(Beginning of Data listing)

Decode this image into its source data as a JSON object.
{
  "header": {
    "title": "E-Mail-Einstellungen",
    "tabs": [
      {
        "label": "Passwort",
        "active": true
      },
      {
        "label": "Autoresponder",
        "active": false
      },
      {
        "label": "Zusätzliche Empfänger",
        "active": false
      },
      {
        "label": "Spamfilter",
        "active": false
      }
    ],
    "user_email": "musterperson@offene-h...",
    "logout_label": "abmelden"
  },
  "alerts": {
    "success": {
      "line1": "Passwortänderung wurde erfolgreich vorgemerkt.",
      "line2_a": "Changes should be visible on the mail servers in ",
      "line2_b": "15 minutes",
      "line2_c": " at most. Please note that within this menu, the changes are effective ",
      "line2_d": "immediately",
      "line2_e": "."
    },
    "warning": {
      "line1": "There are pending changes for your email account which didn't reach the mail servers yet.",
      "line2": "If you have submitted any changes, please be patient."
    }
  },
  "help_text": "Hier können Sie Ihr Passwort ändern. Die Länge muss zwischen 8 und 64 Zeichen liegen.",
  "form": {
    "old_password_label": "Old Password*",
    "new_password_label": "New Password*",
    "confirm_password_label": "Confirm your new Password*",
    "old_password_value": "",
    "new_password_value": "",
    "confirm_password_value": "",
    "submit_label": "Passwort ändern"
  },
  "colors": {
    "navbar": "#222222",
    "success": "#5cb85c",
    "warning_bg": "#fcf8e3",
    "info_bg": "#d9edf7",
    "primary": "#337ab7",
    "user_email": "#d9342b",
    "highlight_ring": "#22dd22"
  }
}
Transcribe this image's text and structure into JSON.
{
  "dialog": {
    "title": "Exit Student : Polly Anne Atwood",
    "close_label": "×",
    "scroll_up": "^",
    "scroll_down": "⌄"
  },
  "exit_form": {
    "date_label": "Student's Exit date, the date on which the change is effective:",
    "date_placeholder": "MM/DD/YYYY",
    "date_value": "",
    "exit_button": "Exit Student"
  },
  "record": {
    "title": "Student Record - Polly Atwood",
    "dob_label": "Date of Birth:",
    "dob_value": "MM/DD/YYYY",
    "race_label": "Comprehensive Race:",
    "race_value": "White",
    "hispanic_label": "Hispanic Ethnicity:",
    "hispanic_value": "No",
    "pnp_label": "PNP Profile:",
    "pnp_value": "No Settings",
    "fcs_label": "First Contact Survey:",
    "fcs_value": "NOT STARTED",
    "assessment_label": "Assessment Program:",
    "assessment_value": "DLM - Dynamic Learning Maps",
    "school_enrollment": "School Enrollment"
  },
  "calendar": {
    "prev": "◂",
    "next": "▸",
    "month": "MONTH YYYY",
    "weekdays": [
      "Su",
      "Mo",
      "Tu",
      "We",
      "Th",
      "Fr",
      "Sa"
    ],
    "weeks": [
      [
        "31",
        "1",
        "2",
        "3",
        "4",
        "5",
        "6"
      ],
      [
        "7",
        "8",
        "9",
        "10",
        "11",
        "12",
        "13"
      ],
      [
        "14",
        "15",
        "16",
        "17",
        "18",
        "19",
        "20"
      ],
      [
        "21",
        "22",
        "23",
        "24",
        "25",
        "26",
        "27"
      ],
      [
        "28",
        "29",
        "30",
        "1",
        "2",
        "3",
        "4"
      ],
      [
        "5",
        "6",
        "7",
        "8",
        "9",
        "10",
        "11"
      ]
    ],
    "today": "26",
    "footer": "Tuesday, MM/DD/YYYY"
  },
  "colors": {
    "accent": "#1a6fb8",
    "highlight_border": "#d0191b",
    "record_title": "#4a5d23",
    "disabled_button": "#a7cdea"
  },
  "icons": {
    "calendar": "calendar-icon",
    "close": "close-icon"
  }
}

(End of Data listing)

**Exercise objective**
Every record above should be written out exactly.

**Task solution**
Decode this image into its source data as a JSON object.
{
  "header": {
    "title": "E-Mail-Einstellungen",
    "tabs": [
      {
        "label": "Passwort",
        "active": true
      },
      {
        "label": "Autoresponder",
        "active": false
      },
      {
        "label": "Zusätzliche Empfänger",
        "active": false
      },
      {
        "label": "Spamfilter",
        "active": false
      }
    ],
    "user_email": "musterperson@offene-h...",
    "logout_label": "abmelden"
  },
  "alerts": {
    "success": {
      "line1": "Passwortänderung wurde erfolgreich vorgemerkt.",
      "line2_a": "Changes should be visible on the mail servers in ",
      "line2_b": "15 minutes",
      "line2_c": " at most. Please note that within this menu, the changes are effective ",
      "line2_d": "immediately",
      "line2_e": "."
    },
    "warning": {
      "line1": "There are pending changes for your email account which didn't reach the mail servers yet.",
      "line2": "If you have submitted any changes, please be patient."
    }
  },
  "help_text": "Hier können Sie Ihr Passwort ändern. Die Länge muss zwischen 8 und 64 Zeichen liegen.",
  "form": {
    "old_password_label": "Old Password*",
    "new_password_label": "New Password*",
    "confirm_password_label": "Confirm your new Password*",
    "old_password_value": "",
    "new_password_value": "",
    "confirm_password_value": "",
    "submit_label": "Passwort ändern"
  },
  "colors": {
    "navbar": "#222222",
    "success": "#5cb85c",
    "warning_bg": "#fcf8e3",
    "info_bg": "#d9edf7",
    "primary": "#337ab7",
    "user_email": "#d9342b",
    "highlight_ring": "#22dd22"
  }
}
Transcribe this image's text and structure into JSON.
{
  "dialog": {
    "title": "Exit Student : Polly Anne Atwood",
    "close_label": "×",
    "scroll_up": "^",
    "scroll_down": "⌄"
  },
  "exit_form": {
    "date_label": "Student's Exit date, the date on which the change is effective:",
    "date_placeholder": "MM/DD/YYYY",
    "date_value": "",
    "exit_button": "Exit Student"
  },
  "record": {
    "title": "Student Record - Polly Atwood",
    "dob_label": "Date of Birth:",
    "dob_value": "MM/DD/YYYY",
    "race_label": "Comprehensive Race:",
    "race_value": "White",
    "hispanic_label": "Hispanic Ethnicity:",
    "hispanic_value": "No",
    "pnp_label": "PNP Profile:",
    "pnp_value": "No Settings",
    "fcs_label": "First Contact Survey:",
    "fcs_value": "NOT STARTED",
    "assessment_label": "Assessment Program:",
    "assessment_value": "DLM - Dynamic Learning Maps",
    "school_enrollment": "School Enrollment"
  },
  "calendar": {
    "prev": "◂",
    "next": "▸",
    "month": "MONTH YYYY",
    "weekdays": [
      "Su",
      "Mo",
      "Tu",
      "We",
      "Th",
      "Fr",
      "Sa"
    ],
    "weeks": [
      [
        "31",
        "1",
        "2",
        "3",
        "4",
        "5",
        "6"
      ],
      [
        "7",
        "8",
        "9",
        "10",
        "11",
        "12",
        "13"
      ],
      [
        "14",
        "15",
        "16",
        "17",
        "18",
        "19",
        "20"
      ],
      [
        "21",
        "22",
        "23",
        "24",
        "25",
        "26",
        "27"
      ],
      [
        "28",
        "29",
        "30",
        "1",
        "2",
        "3",
        "4"
      ],
      [
        "5",
        "6",
        "7",
        "8",
        "9",
        "10",
        "11"
      ]
    ],
    "today": "26",
    "footer": "Tuesday, MM/DD/YYYY"
  },
  "colors": {
    "accent": "#1a6fb8",
    "highlight_border": "#d0191b",
    "record_title": "#4a5d23",
    "disabled_button": "#a7cdea"
  },
  "icons": {
    "calendar": "calendar-icon",
    "close": "close-icon"
  }
}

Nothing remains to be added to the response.